Leukemia is widely thought to be a nearly-always-fatal disease. The truth, however, offers a ray of hope, according to the Mayo Clinic Health Letter: Leukemia can often be slowed or cured through a variety of new treatments. It's not a child's disease, either-10 times as many adults as children (25,000 vs. 2,500 yearly) contract leukemia.
Literally "white blood" in Greek, leukemia produces large numbers of abnormal white blood cells. Normally, white blood cells fight infection. White blood cells that are leukemic, though, simply block production of other useful blood products: oxygen carriers, clotters and normal white blood cells. Individuals with leukemia who don't receive treatment usually die from bleeding or infection.
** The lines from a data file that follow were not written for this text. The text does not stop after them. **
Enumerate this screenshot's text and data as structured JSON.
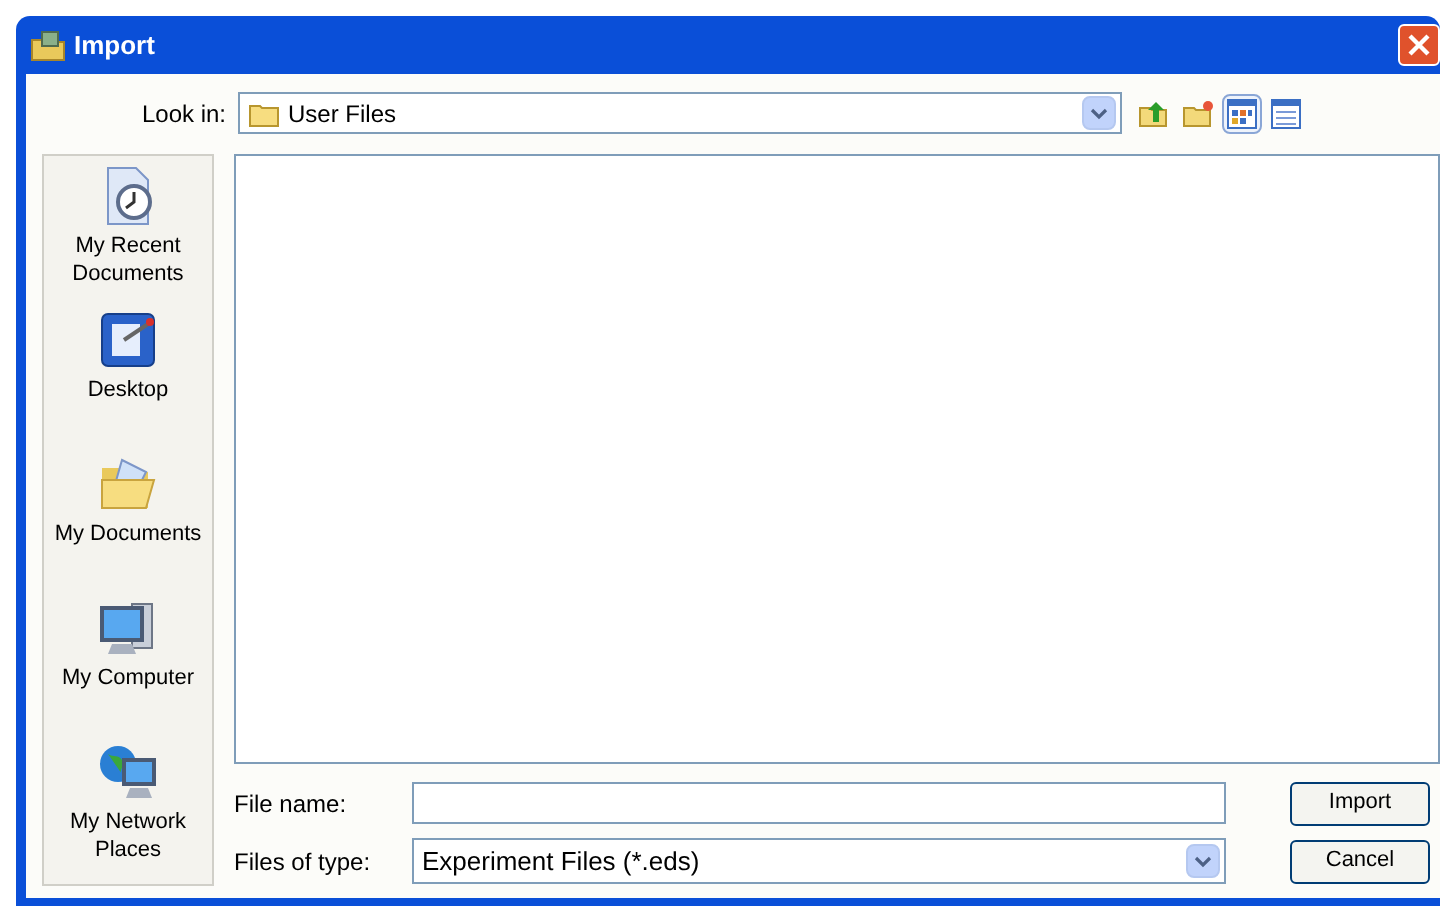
{
  "window": {
    "title": "Import"
  },
  "look_in": {
    "label": "Look in:",
    "value": "User Files"
  },
  "view_buttons": [
    {
      "kind": "up",
      "selected": false
    },
    {
      "kind": "new-folder",
      "selected": false
    },
    {
      "kind": "icons",
      "selected": true
    },
    {
      "kind": "details",
      "selected": false
    }
  ],
  "places": [
    {
      "kind": "recent",
      "label": "My Recent Documents"
    },
    {
      "kind": "desktop",
      "label": "Desktop"
    },
    {
      "kind": "documents",
      "label": "My Documents"
    },
    {
      "kind": "computer",
      "label": "My Computer"
    },
    {
      "kind": "network",
      "label": "My Network Places"
    }
  ],
  "file_name": {
    "label": "File name:"
  },
  "file_type": {
    "label": "Files of type:",
    "value": "Experiment Files (*.eds)"
  },
  "buttons": [
    "Import",
    "Cancel"
  ]
}
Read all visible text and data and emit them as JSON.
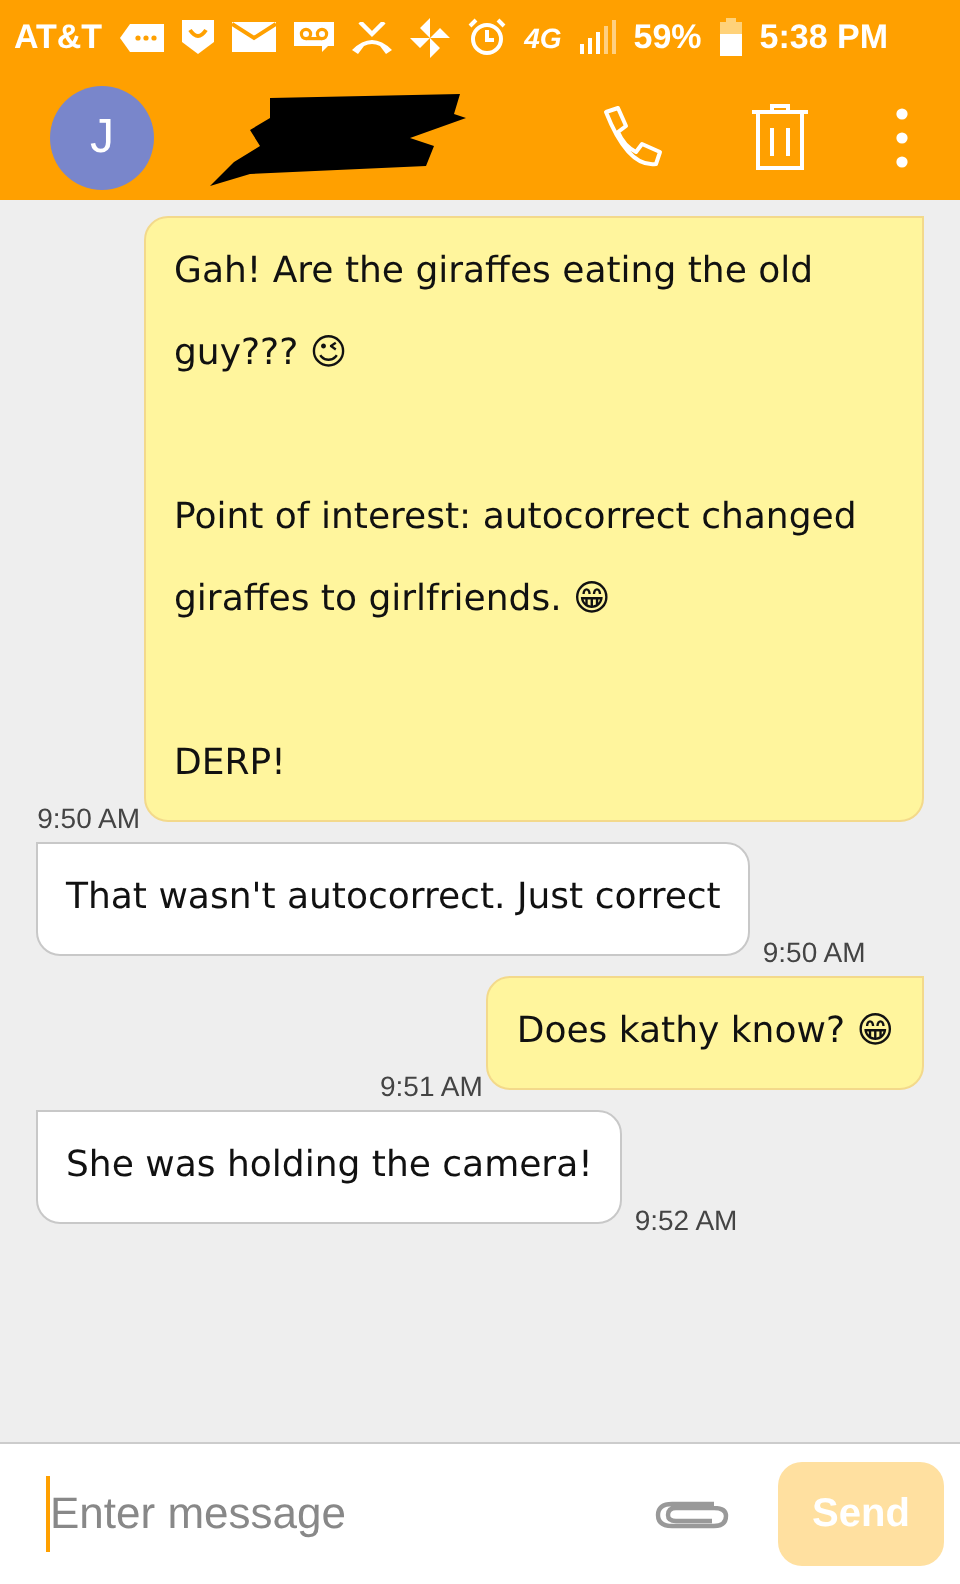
{
  "status_bar": {
    "carrier": "AT&T",
    "network": "4G",
    "battery": "59%",
    "time": "5:38 PM"
  },
  "header": {
    "avatar_initial": "J",
    "name_redacted": true
  },
  "messages": [
    {
      "sent": true,
      "paragraphs": [
        {
          "text": "Gah! Are the giraffes eating the old guy??? 😉"
        },
        {
          "text": "Point of interest: autocorrect changed giraffes to girlfriends. 😁"
        },
        {
          "text": "DERP!"
        }
      ],
      "time": "9:50 AM"
    },
    {
      "sent": false,
      "paragraphs": [
        {
          "text": "That wasn't autocorrect. Just correct"
        }
      ],
      "time": "9:50 AM"
    },
    {
      "sent": true,
      "paragraphs": [
        {
          "text": "Does kathy know? 😁"
        }
      ],
      "time": "9:51 AM"
    },
    {
      "sent": false,
      "paragraphs": [
        {
          "text": "She was holding the camera!"
        }
      ],
      "time": "9:52 AM"
    }
  ],
  "composer": {
    "placeholder": "Enter message",
    "send_label": "Send",
    "send_disabled": true
  }
}
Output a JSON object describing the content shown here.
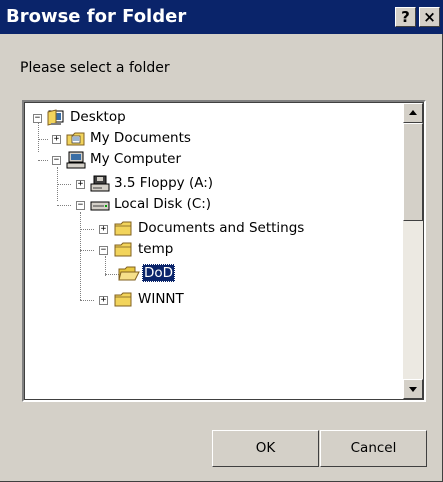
{
  "window": {
    "title": "Browse for Folder",
    "help_label": "?",
    "close_label": "×"
  },
  "prompt": "Please select a folder",
  "tree": {
    "items": [
      {
        "label": "Desktop",
        "expander": "−",
        "icon": "desktop-icon"
      },
      {
        "label": "My Documents",
        "expander": "+",
        "icon": "my-documents-folder-icon"
      },
      {
        "label": "My Computer",
        "expander": "−",
        "icon": "my-computer-icon"
      },
      {
        "label": "3.5 Floppy (A:)",
        "expander": "+",
        "icon": "floppy-drive-icon"
      },
      {
        "label": "Local Disk (C:)",
        "expander": "−",
        "icon": "hard-drive-icon"
      },
      {
        "label": "Documents and Settings",
        "expander": "+",
        "icon": "folder-icon"
      },
      {
        "label": "temp",
        "expander": "−",
        "icon": "folder-open-icon"
      },
      {
        "label": "DoD",
        "expander": "",
        "icon": "folder-open-icon",
        "selected": true
      },
      {
        "label": "WINNT",
        "expander": "+",
        "icon": "folder-icon"
      }
    ]
  },
  "buttons": {
    "ok": "OK",
    "cancel": "Cancel"
  },
  "colors": {
    "title_bar": "#0a246a",
    "dialog_face": "#d4d0c8",
    "selection": "#0a246a",
    "folder": "#f2d45c"
  }
}
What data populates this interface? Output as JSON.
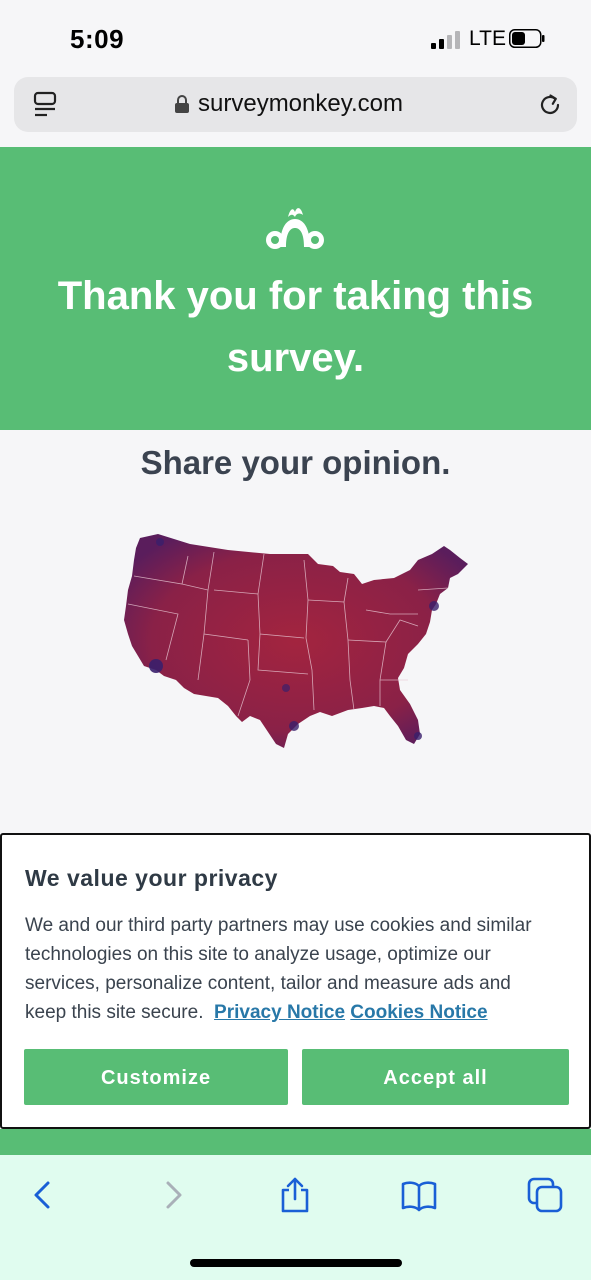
{
  "status_bar": {
    "time": "5:09",
    "network": "LTE"
  },
  "browser": {
    "url": "surveymonkey.com",
    "icons": [
      "reader-icon",
      "lock-icon",
      "reload-icon"
    ]
  },
  "hero": {
    "logo": "surveymonkey-logo-icon",
    "title": "Thank you for taking this survey.",
    "background": "#58bd75"
  },
  "main": {
    "share_title": "Share your opinion.",
    "image": "us-map-illustration"
  },
  "privacy": {
    "title": "We value your privacy",
    "body": "We and our third party partners may use cookies and similar technologies on this site to analyze usage, optimize our services, personalize content, tailor and measure ads and keep this site secure.",
    "privacy_link": "Privacy Notice",
    "cookies_link": "Cookies Notice",
    "customize_label": "Customize",
    "accept_label": "Accept all",
    "button_color": "#58bd75",
    "link_color": "#2878a8"
  },
  "toolbar": {
    "icons": [
      "back-icon",
      "forward-icon",
      "share-icon",
      "bookmarks-icon",
      "tabs-icon"
    ],
    "background": "#e0fcef",
    "icon_color": "#1a5fd6"
  }
}
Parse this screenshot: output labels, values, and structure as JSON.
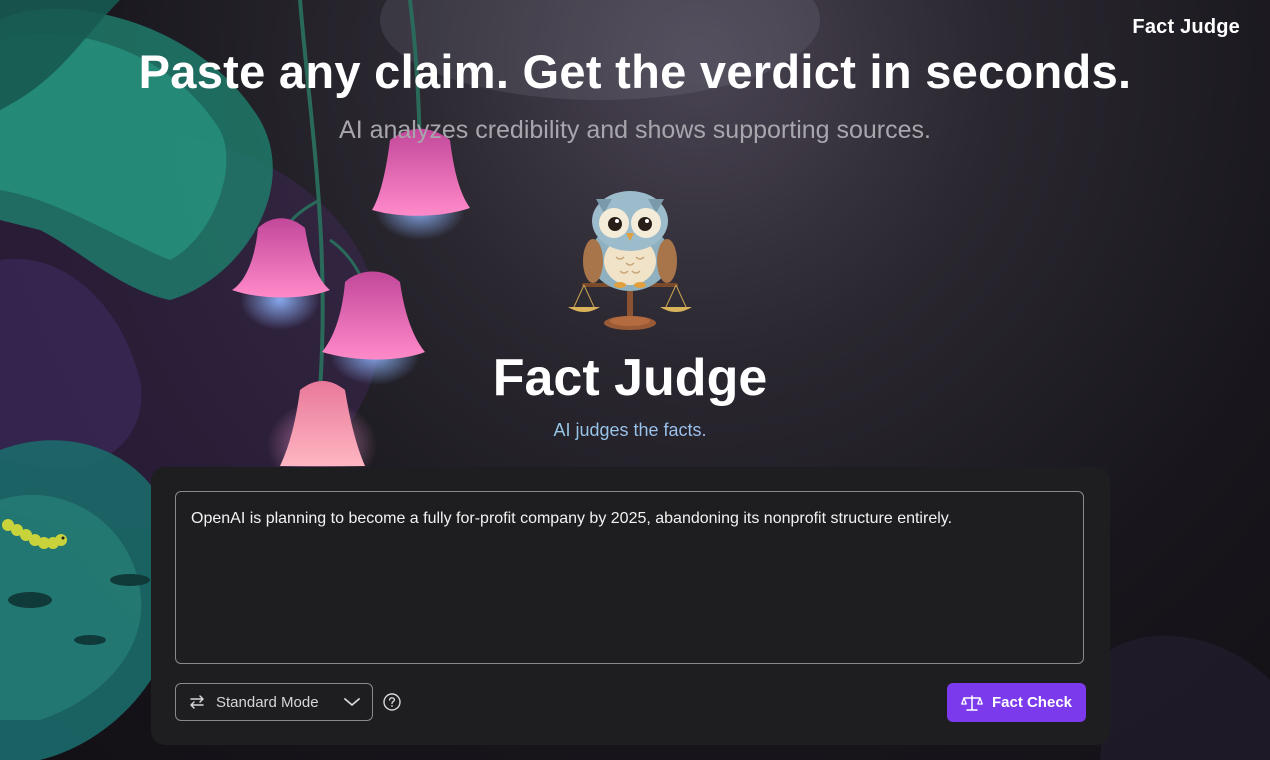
{
  "header": {
    "brand": "Fact Judge"
  },
  "hero": {
    "headline": "Paste any claim. Get the verdict in seconds.",
    "subheadline": "AI analyzes credibility and shows supporting sources."
  },
  "app": {
    "title": "Fact Judge",
    "tagline": "AI judges the facts.",
    "mascot_icon": "owl-with-scales-icon"
  },
  "form": {
    "claim_text": "OpenAI is planning to become a fully for-profit company by 2025, abandoning its nonprofit structure entirely.",
    "mode": {
      "selected": "Standard Mode",
      "icon": "swap-arrows-icon",
      "dropdown_icon": "chevron-down-icon"
    },
    "help_icon": "question-circle-icon",
    "submit": {
      "label": "Fact Check",
      "icon": "scales-icon"
    }
  },
  "colors": {
    "accent": "#7c3aed",
    "panel": "#1e1e20",
    "background": "#17151b"
  }
}
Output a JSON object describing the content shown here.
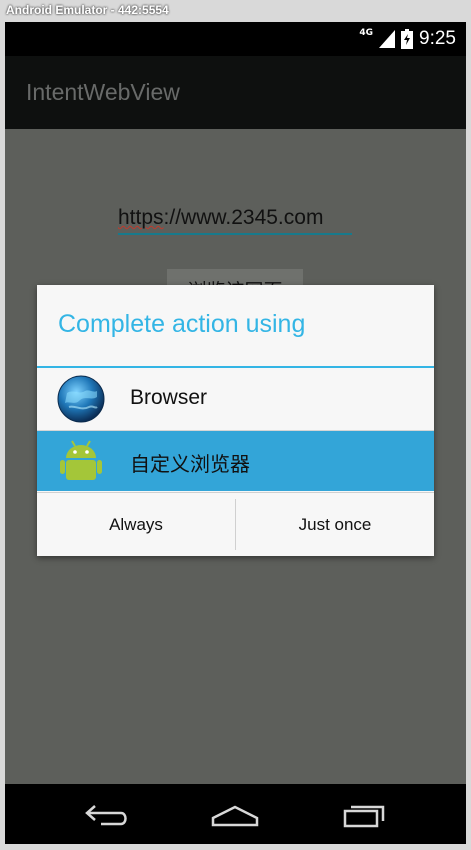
{
  "window": {
    "title": "Android Emulator - 442:5554"
  },
  "status_bar": {
    "network": "4G",
    "time": "9:25",
    "icons": [
      "signal-icon",
      "battery-icon"
    ]
  },
  "app": {
    "title": "IntentWebView"
  },
  "main": {
    "url_value": "https://www.2345.com",
    "url_squiggle": "https",
    "url_rest": "://www.2345.com",
    "browse_button": "浏览该网页"
  },
  "dialog": {
    "title": "Complete action using",
    "apps": [
      {
        "label": "Browser",
        "icon": "globe-icon"
      },
      {
        "label": "自定义浏览器",
        "icon": "android-icon",
        "selected": true
      }
    ],
    "buttons": {
      "always": "Always",
      "just_once": "Just once"
    }
  },
  "nav": {
    "icons": [
      "back-icon",
      "home-icon",
      "recents-icon"
    ]
  },
  "colors": {
    "accent": "#33b5e5",
    "selected_row": "#33a5d8",
    "actionbar": "#0e100f",
    "scrim": "#5d5f5b"
  }
}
Leukemias are classified two ways: by the kind of white cells they cause to multiply and the speed at which they progress. When leukemia strikes, it causes the following types of white blood cells to proliferate abnormally: lymphocytes, granulocytes, or monocytes. Acute leukemias, half of all cases, can overrun the body in weeks or months, while chronic forms take years to run their course. The four most common types are acute and chronic lymphocytic and acute and chronic granulocytic.
What are the symptoms of leukemia? At the onset, the sufferer may feel fatigue and malaise, experience enlargement of liver, spleen or lymph nodes or abnormal bleeding, and experience bruising or infection and fever.
Since the late '60s, treatment of leukemia has centered around chemotherapy, which is sometimes a cure, particularly with the fast-moving acute cases.
Other new treatments include bone marrow transplants, which seek to replace the bone marrow where the abnormal cells are manufactured with healthy marrow from a donor or from patients themselves. The cure rate for marrow transplants is about 45 percent.
A new drug, Cladribine, fights leukemia by destroying both dividing cells and those at rest. In trials, the drug brought about complete or partial remission for periods ranging from eight to 25 months.
One experimental treatment removes from the body "cell-specific antibodies," those which can destroy leukemic cells. They're then reproduced in large numbers and put back in the body to do their work.